Drug prolongs lives of chronic lymphocytic leukemia patients
The drug rituximab significantly prolonged the lives of some people with chronic lymphocytic leukemia (CLL), the most common form of leukemia in adult Americans.
The findings come from a comparative analysis of two completed national phase II and phase III clinical trials that will be presented Dec. 8, 8:00 a.m. PT, at the 45th annual meeting of the American Society of Hematology (ASH) in San Diego, Calif.
The two multicenter clinical trials compare the antibody rituximab plus fludarabine, a chemotherapeutic drug, to fludarabine alone. Rituximab is an antibody-based drug approved for lymphoma. Physicians now use fludarabine alone as the current standard therapy for CLL.
The findings of the two studies show that after an average of 43 months, rituximab plus the drug fludarabine increases progression-free survival by 22 percent and overall survival by 12 percent compared to fludarabine alone.
“The findings are the first of any tested modern therapy to show a significant improvement in overall survival for people with CLL,” says study leader John C. Byrd, a medical oncologist with The Ohio State University Comprehensive Cancer Center – Arthur G. James Cancer Hospital and Richard J. Solove Research Institute. Byrd will present the findings at ASH.
“The results suggest that rituximab is going to be an extremely important drug in the treatment of this disease.”

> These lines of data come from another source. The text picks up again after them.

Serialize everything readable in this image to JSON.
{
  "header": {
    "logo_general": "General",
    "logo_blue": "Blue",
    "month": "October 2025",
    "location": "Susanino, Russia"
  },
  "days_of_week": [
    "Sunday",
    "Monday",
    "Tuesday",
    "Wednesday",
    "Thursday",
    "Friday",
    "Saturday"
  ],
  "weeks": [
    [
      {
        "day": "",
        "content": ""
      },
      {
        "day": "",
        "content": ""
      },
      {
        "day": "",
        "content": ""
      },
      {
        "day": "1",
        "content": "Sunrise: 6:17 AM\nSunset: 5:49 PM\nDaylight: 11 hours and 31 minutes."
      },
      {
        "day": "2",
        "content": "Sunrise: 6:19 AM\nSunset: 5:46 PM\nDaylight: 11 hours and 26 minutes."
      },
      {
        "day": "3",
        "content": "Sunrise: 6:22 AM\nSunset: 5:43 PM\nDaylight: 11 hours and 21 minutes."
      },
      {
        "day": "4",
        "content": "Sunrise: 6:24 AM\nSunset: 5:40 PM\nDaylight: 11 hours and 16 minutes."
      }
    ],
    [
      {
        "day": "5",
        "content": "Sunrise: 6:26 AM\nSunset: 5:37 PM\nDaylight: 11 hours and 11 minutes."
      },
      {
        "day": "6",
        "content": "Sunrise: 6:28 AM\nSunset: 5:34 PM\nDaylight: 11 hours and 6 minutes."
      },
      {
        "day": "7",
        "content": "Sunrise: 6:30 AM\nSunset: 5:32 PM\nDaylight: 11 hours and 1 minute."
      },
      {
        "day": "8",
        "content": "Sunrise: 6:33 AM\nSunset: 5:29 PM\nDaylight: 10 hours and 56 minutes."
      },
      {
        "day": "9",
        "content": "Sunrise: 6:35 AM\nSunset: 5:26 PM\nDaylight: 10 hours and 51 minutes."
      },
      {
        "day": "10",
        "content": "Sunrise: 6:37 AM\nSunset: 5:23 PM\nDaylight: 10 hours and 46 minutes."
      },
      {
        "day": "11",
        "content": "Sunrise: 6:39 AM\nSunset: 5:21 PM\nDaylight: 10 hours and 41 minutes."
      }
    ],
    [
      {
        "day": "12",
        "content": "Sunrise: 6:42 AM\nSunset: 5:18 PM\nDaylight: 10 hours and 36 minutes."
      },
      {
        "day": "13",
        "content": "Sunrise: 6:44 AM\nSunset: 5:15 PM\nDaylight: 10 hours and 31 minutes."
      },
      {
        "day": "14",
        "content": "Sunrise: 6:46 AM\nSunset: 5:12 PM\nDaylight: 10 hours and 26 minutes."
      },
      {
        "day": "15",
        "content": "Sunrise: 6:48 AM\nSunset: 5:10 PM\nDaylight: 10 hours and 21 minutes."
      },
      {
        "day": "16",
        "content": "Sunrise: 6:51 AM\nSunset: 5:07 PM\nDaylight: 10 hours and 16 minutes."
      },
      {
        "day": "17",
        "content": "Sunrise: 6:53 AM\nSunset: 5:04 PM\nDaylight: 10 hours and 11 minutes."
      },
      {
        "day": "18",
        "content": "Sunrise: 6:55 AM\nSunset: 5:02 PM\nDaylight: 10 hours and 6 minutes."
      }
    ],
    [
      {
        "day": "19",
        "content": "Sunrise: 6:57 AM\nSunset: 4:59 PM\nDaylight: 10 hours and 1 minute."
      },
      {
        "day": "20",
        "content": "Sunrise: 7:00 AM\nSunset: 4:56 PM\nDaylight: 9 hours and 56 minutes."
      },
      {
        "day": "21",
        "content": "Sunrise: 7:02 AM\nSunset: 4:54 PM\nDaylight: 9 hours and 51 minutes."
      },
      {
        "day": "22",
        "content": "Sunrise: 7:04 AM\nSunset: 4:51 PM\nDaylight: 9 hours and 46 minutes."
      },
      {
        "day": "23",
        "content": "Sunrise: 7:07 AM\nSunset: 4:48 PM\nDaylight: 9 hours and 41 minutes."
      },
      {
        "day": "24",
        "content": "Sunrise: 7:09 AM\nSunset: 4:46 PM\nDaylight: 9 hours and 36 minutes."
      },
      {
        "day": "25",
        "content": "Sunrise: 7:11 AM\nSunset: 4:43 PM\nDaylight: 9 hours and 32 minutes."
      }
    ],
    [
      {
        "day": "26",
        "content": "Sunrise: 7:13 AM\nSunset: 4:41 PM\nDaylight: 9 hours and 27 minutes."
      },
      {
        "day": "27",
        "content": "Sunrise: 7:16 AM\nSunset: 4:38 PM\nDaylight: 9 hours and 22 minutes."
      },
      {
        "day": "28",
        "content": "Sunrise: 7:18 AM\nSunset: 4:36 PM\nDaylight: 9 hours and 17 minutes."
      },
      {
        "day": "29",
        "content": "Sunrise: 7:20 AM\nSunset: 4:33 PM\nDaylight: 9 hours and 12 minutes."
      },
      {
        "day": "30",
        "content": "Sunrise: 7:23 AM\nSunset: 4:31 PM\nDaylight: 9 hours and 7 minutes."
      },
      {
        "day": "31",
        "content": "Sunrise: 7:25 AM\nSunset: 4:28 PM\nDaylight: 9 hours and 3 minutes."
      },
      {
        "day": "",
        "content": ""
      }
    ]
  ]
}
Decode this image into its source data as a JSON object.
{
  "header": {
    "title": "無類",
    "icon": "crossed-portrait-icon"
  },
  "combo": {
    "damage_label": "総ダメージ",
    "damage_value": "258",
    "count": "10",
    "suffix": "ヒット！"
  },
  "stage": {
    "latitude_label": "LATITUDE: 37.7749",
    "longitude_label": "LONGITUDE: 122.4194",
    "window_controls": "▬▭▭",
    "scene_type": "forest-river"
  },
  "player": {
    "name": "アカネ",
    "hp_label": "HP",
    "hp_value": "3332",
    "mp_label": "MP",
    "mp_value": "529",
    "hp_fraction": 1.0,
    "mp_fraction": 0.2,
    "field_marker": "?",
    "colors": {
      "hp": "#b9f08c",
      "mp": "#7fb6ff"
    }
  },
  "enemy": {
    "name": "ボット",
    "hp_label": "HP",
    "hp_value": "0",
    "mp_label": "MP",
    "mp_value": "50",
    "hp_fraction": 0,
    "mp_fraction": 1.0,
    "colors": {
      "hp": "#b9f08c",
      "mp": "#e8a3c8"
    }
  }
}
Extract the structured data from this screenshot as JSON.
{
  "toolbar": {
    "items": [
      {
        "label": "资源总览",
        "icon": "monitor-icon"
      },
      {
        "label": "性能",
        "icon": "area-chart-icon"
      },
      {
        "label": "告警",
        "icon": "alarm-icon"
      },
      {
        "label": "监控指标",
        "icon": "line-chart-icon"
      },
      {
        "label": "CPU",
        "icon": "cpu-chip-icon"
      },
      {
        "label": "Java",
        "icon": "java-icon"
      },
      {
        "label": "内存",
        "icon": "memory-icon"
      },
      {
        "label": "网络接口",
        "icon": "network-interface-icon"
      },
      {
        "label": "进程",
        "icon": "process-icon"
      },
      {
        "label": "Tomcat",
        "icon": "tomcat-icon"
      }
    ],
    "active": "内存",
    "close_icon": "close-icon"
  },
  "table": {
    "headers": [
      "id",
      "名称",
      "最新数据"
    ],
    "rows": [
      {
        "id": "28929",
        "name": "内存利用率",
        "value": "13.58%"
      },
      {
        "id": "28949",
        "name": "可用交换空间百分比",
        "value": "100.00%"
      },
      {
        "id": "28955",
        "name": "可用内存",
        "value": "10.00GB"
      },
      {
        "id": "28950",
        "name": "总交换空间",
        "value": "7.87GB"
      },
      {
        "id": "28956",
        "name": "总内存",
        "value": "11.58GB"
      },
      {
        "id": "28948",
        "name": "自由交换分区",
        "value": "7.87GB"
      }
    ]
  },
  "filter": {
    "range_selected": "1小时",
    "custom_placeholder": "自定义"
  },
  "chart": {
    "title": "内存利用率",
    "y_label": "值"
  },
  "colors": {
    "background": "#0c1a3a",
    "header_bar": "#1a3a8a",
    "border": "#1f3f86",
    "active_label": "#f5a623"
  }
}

An estimated 7,300 Americans will be diagnosed with CLL in 2003, and 4,400 people are expected to die of the disease. The disease causes no symptoms initially. Doctors usually diagnose it through routine blood tests; average age at diagnosis is 62. Early stage patients can live 10 years or more, but patients with more advanced disease may live only 18 months to three years.
Rituximab is a monoclonal antibody that targets a protein known as CD20 found on immune cells known as B lymphocytes. Scientists believe rituximab kills malignant CLL cells by causing programmed cell death, or apoptosis.
This randomized phase 2 study included 104 previously untreated CLL patients. The outcomes of these patients were compared to those of 179 similar patients who received fludarabine alone as part of an earlier randomized trial.
The earlier trial, known as Cancer and Leukemia Group B (CALGB) 9011, compared fludarabine alone to the drug chlorambucil, the former standard of care for CLL. The results of that study (published in the Dec. 14, 2000, New England Journal of Medicine) established fludarabine alone as the standard of care in CLL patients.
Of patients receiving fludarabine alone in that study, 81 percent had survived after two years, 20 percent experienced a complete remission and 45 percent showed no progression of their disease.
Of patients receiving rituximab plus fludarabine in this new study (known as CALGB 9712), 93 percent had survived after two years, 38 percent experienced a complete remission and 67 percent showed no disease progression.
“That’s a significant improvement,” says Byrd, the D. Warren Brown Professor in Leukemia Research, and a Leukemia and Lymphoma Society of America Clinical Scholar.
The findings also may cause investigators to re-think the best time to begin therapy for CLL in patients with a high likelihood of developing progressive disease. Older studies showed that giving patients chlorambucil early did not improve survival, so doctors don’t usually begin therapy until symptoms appear.
“This study may cause us to re-evaluate that approach,” Byrd says. “Future clinical trials may test whether giving rituximab alone or in combination when the disease is just diagnosed is beneficial.”
Funds from the National Cancer Institute, Kimmel Cancer Research Foundation, the Leukemia and Lymphoma Society of America and D. Warren Brown Foundation supported this research
The CALGB is a national clinical research group sponsored by the National Cancer Institute and founded in 1955 to improve cancer treatment, prevention and detection. The group consists of nearly 30 university medical centers, over 185 community hospitals and almost 3000 collaborating physicians and focuses on leukemia, lymphoma, melanoma and cancers of the breast, lung, gastrointestinal tract and genito-urinary tract.
Contact: Darrell E. Ward, (614) 293-3737; Wardemail@example.com
All news from this category: Health and Medicine
This subject area encompasses research and studies in the field of human medicine.
Among the wide-ranging list of topics covered here are anesthesiology, anatomy, surgery, human genetics, hygiene and environmental medicine, internal medicine, neurology, pharmacology, physiology, urology and dental medicine.
Acute itching in eczema patients linked to environmental allergens
Newly identified pathway explains why antihistamine drugs often don’t work to control severe itch. In addition to a skin rash, many eczema sufferers also experience chronic itching, but sometimes that…
Simulating evolution to understand a hidden switch
Computer simulations of cells evolving over tens of thousands of generations reveal why some organisms retain a disused switch mechanism that turns on under severe stress, changing some of their…